In the beginning of May, 2000 I was working as the Director of Information Systems for a cool Internet company. As this was the time of excessive fun at technology companies, my team and I were really looking forward to the company Cinco de Mayo party. At a company where “Beer O’Clock” included a cart full of beer being pushed through the ultra-modern loft office so developers, project managers and designers could comfortably finish their hard day’s work, the parties were really something special. Unfortunately, the highly publicized and globally impacting I Love You/Love Letter worm changed our plans. My team and I literally spent that first week of May, including Cinco de Mayo, working around the clock to restore computer systems and servers, instead of drinking tequila and Coronas.
Moving forward 10 years, I find it disheartening that the hard-learned lessons of the past, including those resulting from “I Love You”, are being forgotten when it comes to mobile devices. Let’s think about the “I Love You” worm:
Few would dispute that mobile devices – Android, iPhone, BlackBerry, Windows Mobile, Symbian, etc. – are actually mobile computers performing the same functions as traditional laptop and desktop computers. Notwithstanding, the lessons from “I Love You” and other infections are being forgotten, while new lessons are being ignored. Consider the following:
“RIM Warns Update Has Spyware”
Dark Side Arises for Phone Apps
SANS study: One in five mobile devices running malware
Mobile malware is certainly a real and growing problem that needs to be addressed today. With mobile devices having the same capabilities of laptop computers, performing the same functions and constantly having data and applications installed by non-security minded end-users in the absence of any security software installed on the mobile computing device, there is certainly a ripe environment for exploitation that needs to be addressed. The question becomes are you opting to ignore and explain away the threat, or are you willing to recognize the signs that a growing concern is at hand and will take the necessary action. Having directly been affected by malware in the past, I’ve opted to address the threat and install security software on my mobile devices.

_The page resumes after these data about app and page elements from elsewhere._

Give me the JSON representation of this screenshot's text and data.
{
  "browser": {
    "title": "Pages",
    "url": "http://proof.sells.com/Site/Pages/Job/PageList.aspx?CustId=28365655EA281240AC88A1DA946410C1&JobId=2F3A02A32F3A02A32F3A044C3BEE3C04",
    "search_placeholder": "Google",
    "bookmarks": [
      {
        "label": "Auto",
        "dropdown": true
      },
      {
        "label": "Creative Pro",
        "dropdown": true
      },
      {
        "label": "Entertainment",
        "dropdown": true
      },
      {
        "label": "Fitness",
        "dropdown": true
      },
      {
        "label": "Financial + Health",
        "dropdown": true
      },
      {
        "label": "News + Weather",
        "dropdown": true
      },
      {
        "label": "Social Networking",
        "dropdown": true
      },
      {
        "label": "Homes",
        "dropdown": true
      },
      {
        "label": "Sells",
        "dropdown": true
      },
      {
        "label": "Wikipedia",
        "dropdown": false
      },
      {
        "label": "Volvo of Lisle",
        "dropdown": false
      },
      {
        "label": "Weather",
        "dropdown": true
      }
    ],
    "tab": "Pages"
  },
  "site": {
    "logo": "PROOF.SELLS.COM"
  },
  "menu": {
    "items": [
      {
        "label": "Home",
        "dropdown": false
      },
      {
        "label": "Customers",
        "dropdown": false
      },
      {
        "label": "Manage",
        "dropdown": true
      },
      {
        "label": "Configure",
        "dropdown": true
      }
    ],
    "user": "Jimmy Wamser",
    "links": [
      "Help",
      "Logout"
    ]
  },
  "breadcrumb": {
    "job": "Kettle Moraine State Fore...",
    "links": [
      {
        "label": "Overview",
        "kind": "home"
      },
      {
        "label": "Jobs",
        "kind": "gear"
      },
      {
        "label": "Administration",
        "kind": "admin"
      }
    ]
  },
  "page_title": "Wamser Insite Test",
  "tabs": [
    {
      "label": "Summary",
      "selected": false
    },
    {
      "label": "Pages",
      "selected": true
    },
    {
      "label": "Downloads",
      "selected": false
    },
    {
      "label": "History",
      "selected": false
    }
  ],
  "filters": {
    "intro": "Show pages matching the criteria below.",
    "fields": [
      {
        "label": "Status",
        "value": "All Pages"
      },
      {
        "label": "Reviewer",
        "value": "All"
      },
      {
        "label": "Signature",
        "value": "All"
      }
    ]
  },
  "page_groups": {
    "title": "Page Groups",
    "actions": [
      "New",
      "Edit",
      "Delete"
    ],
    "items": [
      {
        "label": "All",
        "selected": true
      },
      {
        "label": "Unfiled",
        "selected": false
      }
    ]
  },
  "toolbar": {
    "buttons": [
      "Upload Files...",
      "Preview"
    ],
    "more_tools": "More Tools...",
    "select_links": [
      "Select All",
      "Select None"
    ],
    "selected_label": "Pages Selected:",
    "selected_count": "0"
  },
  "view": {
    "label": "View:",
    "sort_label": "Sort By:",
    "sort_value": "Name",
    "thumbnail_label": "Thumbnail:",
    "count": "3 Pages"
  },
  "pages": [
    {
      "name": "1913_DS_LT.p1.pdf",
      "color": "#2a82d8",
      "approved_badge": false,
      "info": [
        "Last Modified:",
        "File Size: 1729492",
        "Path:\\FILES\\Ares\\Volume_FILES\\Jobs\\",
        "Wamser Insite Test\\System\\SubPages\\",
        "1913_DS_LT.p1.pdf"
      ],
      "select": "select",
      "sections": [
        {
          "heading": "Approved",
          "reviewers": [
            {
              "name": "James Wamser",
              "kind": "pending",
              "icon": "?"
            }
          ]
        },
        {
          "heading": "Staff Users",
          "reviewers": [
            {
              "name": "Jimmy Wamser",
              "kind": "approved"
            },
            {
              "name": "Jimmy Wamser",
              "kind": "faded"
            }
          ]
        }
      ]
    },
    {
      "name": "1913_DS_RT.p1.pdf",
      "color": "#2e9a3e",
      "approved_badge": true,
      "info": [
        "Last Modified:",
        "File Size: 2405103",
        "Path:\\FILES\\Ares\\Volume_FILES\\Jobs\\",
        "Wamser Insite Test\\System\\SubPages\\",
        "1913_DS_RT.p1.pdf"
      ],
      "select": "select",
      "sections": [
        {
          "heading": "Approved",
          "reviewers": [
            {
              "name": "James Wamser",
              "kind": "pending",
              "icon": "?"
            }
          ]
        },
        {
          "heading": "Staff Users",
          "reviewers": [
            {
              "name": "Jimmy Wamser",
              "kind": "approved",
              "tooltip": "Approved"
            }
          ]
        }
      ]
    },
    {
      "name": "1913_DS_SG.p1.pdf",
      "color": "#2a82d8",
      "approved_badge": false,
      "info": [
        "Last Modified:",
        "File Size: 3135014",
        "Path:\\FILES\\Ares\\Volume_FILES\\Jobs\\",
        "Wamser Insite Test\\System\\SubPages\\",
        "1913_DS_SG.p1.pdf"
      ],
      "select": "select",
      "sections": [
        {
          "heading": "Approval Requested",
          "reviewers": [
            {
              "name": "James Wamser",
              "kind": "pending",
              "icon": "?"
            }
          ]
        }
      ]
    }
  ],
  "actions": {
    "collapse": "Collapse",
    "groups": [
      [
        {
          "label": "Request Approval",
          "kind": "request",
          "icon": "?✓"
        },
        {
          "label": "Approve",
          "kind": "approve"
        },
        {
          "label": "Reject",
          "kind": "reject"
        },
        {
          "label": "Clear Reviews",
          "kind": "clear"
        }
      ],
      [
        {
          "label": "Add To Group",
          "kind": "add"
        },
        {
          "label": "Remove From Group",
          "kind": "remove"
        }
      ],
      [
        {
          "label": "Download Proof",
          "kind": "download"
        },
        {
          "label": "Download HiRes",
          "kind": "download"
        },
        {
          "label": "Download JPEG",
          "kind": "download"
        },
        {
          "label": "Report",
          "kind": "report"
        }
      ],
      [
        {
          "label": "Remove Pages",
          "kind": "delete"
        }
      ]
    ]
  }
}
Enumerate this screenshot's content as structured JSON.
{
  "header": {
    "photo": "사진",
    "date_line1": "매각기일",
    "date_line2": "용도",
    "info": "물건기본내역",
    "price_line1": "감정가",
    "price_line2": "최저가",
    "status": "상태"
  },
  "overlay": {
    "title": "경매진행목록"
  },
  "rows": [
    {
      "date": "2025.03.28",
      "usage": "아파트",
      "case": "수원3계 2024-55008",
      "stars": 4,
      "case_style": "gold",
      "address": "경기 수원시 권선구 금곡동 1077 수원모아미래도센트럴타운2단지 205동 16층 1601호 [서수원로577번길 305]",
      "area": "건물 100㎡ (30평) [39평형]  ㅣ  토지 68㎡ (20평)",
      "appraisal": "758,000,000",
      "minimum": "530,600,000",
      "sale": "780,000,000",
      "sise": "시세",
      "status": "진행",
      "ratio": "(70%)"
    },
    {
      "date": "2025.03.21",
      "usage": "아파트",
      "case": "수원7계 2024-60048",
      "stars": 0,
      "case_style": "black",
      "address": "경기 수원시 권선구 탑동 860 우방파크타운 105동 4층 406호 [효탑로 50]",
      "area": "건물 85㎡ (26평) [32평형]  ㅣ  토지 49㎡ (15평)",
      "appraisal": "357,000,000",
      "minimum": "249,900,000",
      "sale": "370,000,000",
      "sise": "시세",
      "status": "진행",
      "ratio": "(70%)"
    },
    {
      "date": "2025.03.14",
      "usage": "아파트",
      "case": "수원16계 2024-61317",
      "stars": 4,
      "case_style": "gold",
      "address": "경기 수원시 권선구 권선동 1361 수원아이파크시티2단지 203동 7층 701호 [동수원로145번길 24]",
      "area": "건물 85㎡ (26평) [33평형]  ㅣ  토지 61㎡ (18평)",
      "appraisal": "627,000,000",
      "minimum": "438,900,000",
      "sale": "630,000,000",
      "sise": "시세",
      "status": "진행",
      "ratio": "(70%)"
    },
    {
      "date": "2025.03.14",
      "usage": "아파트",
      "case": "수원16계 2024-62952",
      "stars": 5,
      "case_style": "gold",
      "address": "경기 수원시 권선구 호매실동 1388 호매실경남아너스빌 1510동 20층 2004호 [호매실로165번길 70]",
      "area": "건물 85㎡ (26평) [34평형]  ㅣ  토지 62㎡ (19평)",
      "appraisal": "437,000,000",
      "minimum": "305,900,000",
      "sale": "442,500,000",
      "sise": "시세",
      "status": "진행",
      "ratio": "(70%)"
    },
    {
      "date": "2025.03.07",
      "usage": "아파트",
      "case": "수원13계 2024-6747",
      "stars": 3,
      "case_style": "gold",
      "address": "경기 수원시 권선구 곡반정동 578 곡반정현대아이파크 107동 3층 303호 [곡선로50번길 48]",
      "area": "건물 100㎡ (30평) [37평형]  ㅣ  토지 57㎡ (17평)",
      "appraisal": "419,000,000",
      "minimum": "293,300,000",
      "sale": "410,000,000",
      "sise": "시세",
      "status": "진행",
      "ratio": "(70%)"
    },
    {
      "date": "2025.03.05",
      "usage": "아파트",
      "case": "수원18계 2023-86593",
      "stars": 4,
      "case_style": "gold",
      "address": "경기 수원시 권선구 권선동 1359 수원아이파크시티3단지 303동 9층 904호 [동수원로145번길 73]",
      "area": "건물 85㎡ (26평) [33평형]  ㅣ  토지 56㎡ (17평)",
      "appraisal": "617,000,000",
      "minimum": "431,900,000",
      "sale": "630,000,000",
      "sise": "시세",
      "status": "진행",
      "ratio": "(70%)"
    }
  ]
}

Discussing a wide range of topics impacting enterprises and data center security.